When she was only 12 years, Mary (name withheld), now Class Three at Nkoilale Primary School had already been forcefully circumcised in December last year. This made her ready to be married off to a man who had already paid dowry in form of blankets, sheep, goats and cows to her father.
When the man she was supposed to be married to came for her hand mid-January, Mary ran to the nearest Administration Police post, forcing the police to take her to school and to arrest her father.
Her father, Konana Kirokor, was later released after he made a written and signed commitment at the police post in the presence of a local assistant chief that he would not interfere with her education again.
Sergeant Samuel Gaitho (head of the Aps), Nkilisho Kuntai, an assistant chief of Siana sub-location and the school head teacher Joseph Ololsikkanyi decided the girl be readmitted as a boarder, for fear that her father would interfere with her education if she remained a day scholar.
“We decided that she should be boarding to ensure she continues with her education unhindered,” says Ololsikanyi.
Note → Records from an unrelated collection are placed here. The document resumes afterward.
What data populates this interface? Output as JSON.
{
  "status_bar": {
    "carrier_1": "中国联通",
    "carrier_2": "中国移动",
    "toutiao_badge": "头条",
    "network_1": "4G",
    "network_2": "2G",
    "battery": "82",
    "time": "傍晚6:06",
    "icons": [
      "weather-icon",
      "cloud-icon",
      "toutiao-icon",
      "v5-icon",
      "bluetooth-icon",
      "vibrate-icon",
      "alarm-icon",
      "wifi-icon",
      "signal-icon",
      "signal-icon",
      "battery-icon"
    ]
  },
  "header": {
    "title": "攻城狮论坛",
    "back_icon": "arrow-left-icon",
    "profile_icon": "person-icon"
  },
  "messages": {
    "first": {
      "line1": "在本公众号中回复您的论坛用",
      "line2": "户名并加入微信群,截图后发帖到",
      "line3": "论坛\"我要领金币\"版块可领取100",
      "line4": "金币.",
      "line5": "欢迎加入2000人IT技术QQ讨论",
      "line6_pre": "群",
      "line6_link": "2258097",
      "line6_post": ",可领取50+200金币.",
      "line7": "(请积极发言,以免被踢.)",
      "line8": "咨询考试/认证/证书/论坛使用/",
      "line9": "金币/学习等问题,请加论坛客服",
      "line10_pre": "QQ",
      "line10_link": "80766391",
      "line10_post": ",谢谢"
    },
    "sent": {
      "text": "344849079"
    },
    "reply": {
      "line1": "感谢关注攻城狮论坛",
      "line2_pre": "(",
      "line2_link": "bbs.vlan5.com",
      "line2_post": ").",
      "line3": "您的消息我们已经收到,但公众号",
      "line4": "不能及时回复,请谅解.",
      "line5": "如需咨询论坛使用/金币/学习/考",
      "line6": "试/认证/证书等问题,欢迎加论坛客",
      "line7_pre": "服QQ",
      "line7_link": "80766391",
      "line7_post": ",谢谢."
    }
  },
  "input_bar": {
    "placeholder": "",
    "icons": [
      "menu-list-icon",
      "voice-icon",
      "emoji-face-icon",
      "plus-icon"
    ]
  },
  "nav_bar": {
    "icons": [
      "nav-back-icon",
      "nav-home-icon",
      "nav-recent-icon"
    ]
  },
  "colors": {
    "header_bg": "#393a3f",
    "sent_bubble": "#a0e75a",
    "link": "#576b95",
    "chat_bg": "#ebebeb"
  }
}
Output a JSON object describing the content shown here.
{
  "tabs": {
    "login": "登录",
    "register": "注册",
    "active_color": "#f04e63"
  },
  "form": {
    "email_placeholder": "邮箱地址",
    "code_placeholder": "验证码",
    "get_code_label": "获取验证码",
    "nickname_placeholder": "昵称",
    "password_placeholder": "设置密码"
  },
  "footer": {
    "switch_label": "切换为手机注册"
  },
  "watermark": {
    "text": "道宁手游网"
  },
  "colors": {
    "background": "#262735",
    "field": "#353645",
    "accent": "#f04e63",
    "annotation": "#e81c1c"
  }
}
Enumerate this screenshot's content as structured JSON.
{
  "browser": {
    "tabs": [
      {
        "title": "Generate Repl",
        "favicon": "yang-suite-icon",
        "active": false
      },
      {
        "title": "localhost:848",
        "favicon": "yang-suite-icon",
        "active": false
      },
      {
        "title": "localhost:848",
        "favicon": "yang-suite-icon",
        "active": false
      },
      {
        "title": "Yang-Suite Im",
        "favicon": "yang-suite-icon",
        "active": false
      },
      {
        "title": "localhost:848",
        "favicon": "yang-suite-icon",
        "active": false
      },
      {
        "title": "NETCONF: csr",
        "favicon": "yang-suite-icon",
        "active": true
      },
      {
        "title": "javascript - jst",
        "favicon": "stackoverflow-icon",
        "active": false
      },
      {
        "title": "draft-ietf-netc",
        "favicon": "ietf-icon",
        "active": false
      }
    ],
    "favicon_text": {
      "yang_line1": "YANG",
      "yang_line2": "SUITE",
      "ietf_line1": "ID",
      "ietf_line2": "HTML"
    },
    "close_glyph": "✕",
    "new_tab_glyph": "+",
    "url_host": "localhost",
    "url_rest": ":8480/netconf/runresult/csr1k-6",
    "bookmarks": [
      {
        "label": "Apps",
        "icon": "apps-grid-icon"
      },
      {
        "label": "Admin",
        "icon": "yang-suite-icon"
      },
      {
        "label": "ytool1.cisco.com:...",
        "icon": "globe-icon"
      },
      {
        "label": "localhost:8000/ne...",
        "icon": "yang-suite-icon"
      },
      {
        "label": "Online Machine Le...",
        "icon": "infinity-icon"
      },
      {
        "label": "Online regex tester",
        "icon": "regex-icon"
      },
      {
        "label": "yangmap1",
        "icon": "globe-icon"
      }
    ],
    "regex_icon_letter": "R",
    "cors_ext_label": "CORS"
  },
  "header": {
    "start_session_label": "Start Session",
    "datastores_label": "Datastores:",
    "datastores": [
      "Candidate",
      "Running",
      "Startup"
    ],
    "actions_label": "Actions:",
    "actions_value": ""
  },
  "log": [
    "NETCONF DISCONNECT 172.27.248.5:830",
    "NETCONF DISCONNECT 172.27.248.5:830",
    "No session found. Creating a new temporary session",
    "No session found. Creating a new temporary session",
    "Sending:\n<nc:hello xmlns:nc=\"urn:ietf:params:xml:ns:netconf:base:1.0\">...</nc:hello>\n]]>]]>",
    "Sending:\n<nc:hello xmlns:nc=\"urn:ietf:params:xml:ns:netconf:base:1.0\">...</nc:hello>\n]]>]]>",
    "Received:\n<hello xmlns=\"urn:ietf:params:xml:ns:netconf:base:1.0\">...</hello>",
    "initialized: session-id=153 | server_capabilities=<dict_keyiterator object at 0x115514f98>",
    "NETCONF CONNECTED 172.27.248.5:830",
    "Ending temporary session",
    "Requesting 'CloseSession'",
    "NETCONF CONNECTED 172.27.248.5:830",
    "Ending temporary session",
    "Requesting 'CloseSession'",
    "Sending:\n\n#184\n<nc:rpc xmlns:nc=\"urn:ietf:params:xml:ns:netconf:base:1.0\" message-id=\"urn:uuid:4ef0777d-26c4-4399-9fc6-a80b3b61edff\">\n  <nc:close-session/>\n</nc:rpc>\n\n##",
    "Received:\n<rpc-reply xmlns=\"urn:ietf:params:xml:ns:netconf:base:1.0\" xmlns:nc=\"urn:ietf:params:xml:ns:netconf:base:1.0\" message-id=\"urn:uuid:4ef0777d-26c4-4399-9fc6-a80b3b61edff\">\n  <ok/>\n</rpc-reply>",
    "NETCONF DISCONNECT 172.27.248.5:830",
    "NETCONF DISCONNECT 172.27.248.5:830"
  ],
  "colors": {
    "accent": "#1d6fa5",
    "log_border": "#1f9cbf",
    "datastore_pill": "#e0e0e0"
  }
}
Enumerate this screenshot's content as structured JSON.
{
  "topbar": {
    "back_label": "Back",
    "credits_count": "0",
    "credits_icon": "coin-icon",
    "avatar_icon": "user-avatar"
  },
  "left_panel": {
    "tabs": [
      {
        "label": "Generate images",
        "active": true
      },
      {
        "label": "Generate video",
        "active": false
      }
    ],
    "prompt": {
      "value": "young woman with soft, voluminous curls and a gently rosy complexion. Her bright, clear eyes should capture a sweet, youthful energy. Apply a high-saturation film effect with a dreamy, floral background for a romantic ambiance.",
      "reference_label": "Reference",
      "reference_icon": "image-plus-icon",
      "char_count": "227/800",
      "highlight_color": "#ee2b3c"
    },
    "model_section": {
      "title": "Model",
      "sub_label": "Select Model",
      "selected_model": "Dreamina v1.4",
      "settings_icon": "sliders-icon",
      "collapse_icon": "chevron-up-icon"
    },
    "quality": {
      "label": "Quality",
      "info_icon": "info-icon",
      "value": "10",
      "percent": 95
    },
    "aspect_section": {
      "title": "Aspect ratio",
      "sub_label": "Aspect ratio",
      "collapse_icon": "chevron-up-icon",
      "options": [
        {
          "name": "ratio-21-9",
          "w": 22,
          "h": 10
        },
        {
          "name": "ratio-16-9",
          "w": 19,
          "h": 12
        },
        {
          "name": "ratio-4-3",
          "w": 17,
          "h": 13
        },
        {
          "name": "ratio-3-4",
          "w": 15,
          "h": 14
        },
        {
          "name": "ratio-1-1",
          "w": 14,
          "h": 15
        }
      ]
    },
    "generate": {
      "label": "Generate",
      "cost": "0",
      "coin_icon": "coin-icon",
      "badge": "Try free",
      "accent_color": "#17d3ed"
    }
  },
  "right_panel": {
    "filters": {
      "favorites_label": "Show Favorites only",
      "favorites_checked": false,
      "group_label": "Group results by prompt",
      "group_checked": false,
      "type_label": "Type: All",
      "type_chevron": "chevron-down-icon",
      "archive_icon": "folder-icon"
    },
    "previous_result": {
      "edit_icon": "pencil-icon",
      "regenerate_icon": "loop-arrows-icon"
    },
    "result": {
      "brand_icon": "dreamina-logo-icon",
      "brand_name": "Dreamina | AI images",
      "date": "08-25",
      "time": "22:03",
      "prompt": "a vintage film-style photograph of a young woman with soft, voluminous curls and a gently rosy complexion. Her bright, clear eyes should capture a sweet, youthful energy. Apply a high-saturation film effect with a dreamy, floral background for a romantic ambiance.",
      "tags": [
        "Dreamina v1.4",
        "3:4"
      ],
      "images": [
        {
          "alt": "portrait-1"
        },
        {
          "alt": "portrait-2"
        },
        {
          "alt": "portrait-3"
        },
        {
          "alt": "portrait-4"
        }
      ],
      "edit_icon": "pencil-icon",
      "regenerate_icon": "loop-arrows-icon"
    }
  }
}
He adds: “There is fear that her father might withdraw her again from school and take her to Tanzania where he has relatives for her to be married off.”
Esther, a class five pupil in the same school says: “My father who wanted me to be circumcised had already identified a man who would have married me before schools re-opened this term.”
Esther says when schools close for August holidays she will not go home because she wants to continue with her education. She knew about the plans to have her married off through her school mates who are neighbours of her would-be husband, a man much older than her.
When Esther asked her father why he wanted to marry her off yet she her desire was to complete schooling, he was furious and wanted to beat her up, forcing her to flee.
“I’m prepared to stay in school until my father drops his plans. I know even if I go home my father who has promised the school administration that he has shelved his plans will break his word, shattering my dreams of pursuing education,” says Sein, 16, who wants to be a surgeon on completion of her education.
According to Ololsikanyi, the school administration has in the past reconciled some of the girls with their parents.
At Kishermoruak Primary School, more pupils have been rescued from early marriages, moranism and cattle-herding.
According to the head teacher, Jonathan Mayone, there is still resistance by parents to send their children to school despite being prevailed upon. “Most pupils here start school at between 13 and 15 years because their parents have not embraced education,” says Mayone.
Eleven year old Mataiyan who ran to the AP Post, seven kilometres away, says she was tipped that her father had planned to get her married to a neighbour’s son.
“My father wanted me to get married so that my elder brother would use my dowry to marry. I didn’t like the idea and that is why I ran away to seek help from the police,” says Mataiyan, now in class one.
Robert Oigo, head teacher at Nkaasioki Primary School says 36 pupils from institution have been rescued this year.
Oigo has been threatened by parents who are against the mission, and recalls an incident early this year when a parent who was armed with poisoned arrows forcefully entered the school compound in the evening demanding for his daughter.
“It was one of the lowest moments in our mission to ensure children who have attained school going age access learning,” observes Oigo. He explains: “We were lucky he was overpowered by teachers and watchmen who later handed him over to the administration police.”
When contacted, Narok West MP, Patrick Ntutu, says enrolment and transition from primary to secondary schools was low. He promised to use the Constituency Development Fund (CDF) to provide food, text books and other needs for girls and boys who have run away from their homes.